Why it matters to you
From skin temperature to muscle activity, these smart graphene-based tattoos could make health-tracking easier than ever.
Graphene is the wonder material that can do everything from detect cancer to creating special paint coatings that change color when a building is in need of repair. Its latest trick? Giving you a sweet tattoo, apparently!
Created by a team of researchers led by Deji Akinwande and Nanshu Lu at the University of Texas at Austin, the graphene-based tattoos can be laminated onto skin using water, much like a temporary tattoo. Unlike regular tattoos, however, the test tattoos the team has developed are transparent — with the “sweet” part of the equation coming from their potential applications, rather than their looks.
“Unlike ordinary temporary tattoos, the graphene tattoos can function as sensors for various vital signs such as the electrical signals from the body, skin temperature, and hydration,” Akinwande, a professor in the department of electrical and computer engineering, told Digital Trends. “These signals reflect the health, state, and activity of a person.
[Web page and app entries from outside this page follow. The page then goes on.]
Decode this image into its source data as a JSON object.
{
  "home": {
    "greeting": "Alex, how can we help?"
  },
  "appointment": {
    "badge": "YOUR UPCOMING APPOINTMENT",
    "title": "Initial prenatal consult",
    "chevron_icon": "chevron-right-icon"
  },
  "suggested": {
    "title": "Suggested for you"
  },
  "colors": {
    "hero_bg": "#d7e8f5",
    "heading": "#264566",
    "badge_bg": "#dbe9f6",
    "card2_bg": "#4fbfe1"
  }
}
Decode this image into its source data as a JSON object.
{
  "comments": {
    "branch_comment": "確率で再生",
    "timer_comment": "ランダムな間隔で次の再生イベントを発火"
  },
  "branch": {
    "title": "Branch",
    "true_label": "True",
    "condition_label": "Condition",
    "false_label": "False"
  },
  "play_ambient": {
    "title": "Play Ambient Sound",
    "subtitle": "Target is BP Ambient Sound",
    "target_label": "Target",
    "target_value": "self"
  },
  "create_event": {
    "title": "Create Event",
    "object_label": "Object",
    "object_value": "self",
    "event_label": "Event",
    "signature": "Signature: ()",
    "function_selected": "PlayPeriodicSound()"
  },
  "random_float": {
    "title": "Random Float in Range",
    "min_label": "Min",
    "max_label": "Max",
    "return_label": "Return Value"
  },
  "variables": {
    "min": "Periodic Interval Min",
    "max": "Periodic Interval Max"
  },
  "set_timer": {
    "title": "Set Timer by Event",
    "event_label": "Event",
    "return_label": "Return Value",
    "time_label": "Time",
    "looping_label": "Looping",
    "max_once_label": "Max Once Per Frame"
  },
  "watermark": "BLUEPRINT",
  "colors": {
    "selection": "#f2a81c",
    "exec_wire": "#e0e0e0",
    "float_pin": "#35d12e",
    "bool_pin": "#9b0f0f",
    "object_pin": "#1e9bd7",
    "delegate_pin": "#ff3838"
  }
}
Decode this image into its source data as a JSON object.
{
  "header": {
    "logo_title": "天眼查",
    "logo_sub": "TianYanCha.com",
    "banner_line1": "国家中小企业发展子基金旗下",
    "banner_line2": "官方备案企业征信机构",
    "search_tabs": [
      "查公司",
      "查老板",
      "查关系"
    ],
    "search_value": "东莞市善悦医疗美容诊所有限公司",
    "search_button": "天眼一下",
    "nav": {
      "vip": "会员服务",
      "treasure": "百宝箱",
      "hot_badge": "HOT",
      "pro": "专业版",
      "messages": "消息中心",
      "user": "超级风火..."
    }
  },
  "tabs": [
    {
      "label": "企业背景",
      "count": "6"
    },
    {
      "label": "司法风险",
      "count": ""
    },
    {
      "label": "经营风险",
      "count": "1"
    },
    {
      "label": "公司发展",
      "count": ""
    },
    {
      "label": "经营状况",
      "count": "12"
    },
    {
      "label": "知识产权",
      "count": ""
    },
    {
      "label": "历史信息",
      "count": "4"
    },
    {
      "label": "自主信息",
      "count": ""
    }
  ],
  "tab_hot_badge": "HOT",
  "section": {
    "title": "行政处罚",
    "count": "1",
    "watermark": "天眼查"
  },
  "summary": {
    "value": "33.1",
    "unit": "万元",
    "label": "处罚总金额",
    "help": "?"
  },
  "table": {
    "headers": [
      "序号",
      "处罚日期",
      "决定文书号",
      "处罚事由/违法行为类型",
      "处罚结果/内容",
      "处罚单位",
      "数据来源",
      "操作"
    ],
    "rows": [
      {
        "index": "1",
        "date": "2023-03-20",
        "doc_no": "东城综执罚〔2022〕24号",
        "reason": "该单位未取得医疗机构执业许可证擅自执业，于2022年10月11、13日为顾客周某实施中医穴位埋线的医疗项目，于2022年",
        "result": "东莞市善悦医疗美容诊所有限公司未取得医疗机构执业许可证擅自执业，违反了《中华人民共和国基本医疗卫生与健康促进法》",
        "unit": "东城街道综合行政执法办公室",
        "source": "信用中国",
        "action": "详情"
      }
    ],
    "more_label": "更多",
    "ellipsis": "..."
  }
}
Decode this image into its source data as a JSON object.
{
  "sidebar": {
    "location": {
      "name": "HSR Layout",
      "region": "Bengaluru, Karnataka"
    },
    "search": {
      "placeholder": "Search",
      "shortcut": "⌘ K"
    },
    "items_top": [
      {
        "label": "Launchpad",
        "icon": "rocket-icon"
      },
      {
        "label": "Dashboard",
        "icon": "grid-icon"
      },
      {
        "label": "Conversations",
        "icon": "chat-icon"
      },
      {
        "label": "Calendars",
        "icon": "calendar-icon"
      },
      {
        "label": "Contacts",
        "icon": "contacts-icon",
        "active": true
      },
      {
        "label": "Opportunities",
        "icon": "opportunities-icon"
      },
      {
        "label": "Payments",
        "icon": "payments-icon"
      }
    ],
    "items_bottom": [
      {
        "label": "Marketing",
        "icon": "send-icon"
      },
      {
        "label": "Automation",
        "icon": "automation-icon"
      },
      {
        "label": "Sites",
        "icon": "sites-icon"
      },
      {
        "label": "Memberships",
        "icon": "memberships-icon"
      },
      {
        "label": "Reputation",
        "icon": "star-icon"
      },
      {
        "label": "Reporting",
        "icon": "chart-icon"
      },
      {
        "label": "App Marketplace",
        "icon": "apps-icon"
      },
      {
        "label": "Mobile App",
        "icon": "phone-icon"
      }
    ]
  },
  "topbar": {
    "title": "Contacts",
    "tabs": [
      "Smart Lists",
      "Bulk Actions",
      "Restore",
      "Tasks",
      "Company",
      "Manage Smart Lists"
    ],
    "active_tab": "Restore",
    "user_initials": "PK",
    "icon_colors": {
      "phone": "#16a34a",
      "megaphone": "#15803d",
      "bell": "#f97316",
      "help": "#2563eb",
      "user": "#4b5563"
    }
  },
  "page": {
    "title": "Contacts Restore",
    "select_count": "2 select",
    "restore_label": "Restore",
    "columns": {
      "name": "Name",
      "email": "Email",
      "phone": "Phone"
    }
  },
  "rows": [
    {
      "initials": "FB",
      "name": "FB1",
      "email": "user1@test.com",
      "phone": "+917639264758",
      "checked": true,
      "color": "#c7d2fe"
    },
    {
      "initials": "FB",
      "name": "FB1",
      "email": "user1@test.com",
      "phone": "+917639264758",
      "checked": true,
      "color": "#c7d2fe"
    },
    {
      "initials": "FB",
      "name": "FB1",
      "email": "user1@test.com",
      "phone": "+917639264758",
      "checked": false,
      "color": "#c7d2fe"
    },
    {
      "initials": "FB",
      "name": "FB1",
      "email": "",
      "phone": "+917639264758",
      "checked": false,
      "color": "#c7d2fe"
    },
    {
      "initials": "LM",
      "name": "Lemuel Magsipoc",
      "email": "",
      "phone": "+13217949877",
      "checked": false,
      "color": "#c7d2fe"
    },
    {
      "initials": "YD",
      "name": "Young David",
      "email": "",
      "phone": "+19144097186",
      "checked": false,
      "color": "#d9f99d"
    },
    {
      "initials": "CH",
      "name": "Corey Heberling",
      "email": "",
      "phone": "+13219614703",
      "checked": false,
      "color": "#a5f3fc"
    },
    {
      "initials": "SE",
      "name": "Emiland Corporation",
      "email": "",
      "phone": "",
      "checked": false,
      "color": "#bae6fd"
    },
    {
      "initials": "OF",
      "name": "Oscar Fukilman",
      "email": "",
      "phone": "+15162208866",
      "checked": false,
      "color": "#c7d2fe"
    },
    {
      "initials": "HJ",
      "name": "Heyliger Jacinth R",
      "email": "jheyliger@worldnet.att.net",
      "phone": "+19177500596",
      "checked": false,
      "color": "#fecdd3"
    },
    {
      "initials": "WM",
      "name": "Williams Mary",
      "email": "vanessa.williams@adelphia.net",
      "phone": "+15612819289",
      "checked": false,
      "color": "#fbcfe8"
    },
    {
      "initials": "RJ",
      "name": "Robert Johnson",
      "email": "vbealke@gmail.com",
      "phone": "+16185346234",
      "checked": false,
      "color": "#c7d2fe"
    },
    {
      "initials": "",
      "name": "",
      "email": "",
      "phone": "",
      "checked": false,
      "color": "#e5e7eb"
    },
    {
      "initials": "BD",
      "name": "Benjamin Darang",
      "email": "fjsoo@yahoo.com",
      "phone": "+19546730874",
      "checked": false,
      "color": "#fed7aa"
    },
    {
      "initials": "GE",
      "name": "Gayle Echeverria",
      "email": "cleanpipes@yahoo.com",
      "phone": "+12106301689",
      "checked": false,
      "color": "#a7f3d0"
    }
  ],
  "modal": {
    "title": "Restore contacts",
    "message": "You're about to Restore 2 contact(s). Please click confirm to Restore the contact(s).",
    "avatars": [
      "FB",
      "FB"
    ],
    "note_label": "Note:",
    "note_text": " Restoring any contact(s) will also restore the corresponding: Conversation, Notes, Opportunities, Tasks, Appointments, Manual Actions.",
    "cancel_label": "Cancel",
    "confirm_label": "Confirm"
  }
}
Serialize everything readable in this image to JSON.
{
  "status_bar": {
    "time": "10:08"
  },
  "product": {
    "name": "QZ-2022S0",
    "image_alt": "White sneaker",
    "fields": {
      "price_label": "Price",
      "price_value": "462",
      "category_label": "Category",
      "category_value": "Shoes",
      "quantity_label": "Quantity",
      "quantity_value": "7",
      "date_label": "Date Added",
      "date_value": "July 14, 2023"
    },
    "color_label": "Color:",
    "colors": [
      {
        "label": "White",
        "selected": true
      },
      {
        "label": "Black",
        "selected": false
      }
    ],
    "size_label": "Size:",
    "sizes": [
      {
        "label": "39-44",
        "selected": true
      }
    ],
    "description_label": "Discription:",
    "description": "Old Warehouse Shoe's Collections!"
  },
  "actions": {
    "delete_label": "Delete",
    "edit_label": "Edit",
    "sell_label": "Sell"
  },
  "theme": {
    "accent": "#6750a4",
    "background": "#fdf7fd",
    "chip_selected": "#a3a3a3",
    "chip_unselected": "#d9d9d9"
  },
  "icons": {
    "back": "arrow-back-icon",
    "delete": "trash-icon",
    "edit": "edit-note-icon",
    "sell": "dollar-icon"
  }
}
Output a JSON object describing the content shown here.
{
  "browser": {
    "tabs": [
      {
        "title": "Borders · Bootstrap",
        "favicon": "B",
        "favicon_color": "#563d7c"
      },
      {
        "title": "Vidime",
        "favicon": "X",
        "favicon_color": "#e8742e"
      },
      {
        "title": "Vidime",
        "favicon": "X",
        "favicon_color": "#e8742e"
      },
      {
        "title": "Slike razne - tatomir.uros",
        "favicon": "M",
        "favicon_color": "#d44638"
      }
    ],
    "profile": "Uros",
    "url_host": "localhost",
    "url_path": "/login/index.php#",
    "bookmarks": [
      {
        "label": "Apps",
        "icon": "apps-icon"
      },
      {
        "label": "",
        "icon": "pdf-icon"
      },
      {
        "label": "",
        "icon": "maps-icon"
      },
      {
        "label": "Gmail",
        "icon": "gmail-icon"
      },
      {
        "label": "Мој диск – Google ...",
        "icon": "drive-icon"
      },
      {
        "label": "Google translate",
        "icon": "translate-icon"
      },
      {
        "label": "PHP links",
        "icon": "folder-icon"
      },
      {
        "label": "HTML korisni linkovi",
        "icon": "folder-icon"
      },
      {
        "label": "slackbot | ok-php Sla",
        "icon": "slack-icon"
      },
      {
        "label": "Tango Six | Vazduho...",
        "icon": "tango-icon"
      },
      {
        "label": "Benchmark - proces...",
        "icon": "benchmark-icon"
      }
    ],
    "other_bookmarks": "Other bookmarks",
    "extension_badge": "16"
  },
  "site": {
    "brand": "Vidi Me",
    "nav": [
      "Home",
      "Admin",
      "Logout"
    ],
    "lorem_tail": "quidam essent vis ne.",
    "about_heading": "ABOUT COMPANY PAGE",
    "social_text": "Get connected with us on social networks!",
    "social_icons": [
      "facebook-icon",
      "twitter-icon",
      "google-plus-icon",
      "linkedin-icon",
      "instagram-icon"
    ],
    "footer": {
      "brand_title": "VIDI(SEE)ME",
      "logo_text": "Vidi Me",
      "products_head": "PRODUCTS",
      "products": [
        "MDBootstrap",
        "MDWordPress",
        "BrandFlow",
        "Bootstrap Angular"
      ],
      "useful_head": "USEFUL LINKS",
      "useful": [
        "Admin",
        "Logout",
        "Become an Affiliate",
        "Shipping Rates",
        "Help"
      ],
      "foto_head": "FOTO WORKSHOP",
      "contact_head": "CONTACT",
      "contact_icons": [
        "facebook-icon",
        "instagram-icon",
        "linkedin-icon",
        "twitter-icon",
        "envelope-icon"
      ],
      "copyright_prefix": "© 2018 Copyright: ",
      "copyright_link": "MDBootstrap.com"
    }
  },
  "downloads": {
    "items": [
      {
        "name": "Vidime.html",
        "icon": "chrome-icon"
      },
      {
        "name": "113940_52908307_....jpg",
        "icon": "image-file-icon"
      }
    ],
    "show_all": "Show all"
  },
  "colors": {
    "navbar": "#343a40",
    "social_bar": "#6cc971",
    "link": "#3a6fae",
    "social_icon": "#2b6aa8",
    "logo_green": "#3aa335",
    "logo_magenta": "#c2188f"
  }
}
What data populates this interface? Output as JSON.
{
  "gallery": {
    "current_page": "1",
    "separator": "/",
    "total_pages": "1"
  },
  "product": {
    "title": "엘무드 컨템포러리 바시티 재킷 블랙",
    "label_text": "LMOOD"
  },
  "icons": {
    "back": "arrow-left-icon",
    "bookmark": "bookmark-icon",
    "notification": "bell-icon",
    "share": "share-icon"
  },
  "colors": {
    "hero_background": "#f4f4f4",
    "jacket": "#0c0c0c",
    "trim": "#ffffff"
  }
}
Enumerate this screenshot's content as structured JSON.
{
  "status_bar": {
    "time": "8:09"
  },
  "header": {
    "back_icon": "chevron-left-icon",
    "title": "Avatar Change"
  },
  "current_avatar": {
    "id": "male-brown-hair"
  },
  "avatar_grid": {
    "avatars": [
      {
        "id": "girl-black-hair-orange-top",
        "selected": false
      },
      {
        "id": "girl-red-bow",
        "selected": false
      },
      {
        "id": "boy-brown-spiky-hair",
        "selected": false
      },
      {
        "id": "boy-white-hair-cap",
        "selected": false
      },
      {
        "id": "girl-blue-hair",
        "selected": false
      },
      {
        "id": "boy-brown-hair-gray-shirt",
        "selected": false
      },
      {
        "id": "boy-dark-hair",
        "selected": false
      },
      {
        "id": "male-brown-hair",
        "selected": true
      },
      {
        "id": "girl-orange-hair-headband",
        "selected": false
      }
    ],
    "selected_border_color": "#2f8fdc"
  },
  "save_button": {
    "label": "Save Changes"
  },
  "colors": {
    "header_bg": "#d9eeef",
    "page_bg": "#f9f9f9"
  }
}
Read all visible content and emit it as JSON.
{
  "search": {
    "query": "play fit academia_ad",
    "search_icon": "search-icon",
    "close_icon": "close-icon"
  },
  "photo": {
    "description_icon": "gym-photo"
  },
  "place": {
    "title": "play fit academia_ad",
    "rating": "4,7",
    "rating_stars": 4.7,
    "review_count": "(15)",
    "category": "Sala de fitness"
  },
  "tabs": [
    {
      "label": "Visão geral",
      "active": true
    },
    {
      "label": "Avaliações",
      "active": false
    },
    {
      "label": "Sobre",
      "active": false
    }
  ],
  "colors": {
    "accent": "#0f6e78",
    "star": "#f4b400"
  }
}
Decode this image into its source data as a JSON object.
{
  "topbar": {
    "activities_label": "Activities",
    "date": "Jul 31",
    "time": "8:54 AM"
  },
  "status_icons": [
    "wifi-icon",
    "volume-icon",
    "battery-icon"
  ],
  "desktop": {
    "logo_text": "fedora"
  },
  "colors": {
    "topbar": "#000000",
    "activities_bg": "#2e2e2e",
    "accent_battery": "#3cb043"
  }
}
It is a very exciting development because this is the first invisible and imperceptible tattoo sensors and does not require any adhesive to secure them to the skin. This means the user cannot feel them and, hence, they are extremely comfortable and can be placed on any part of the skin including the face. Additionally, they are very easy to remove with a tape.”
The tattoos are made of graphene, coated with an ultrathin backing layer made of transparent polymer material. During fabrication, this combined graphene and transparent polymer layer is transferred onto a sheet of regular tattoo paper and then carved into different patterns to form different types of sensor. In tests, the graphene electronic tattoos were shown to be capable of accurately measuring skin temperature and hydration, while they can also function as electrocardiogram (ECG), electromyogram (EMG), and electroencephalogram (EEG) readers for measuring the electrical activity of the heart, muscles, and brain.
Now isn’t that a more useful tattoo than the couple of emo song lyrics you thought were totally profound back in college?
“We are rapidly developing this graphene tattoo technology,” Akinwande said. “Shideh kabiri, the lead postdoctoral scholar [on the project], has already made significant advancements — especially for human machine interfaces and control using live signals from the graphene tattoos. We will be reporting this advancement in near future. Also, plans for commercialization are in progress.”
A paper describing this research was recently published in the journal ACS Nano.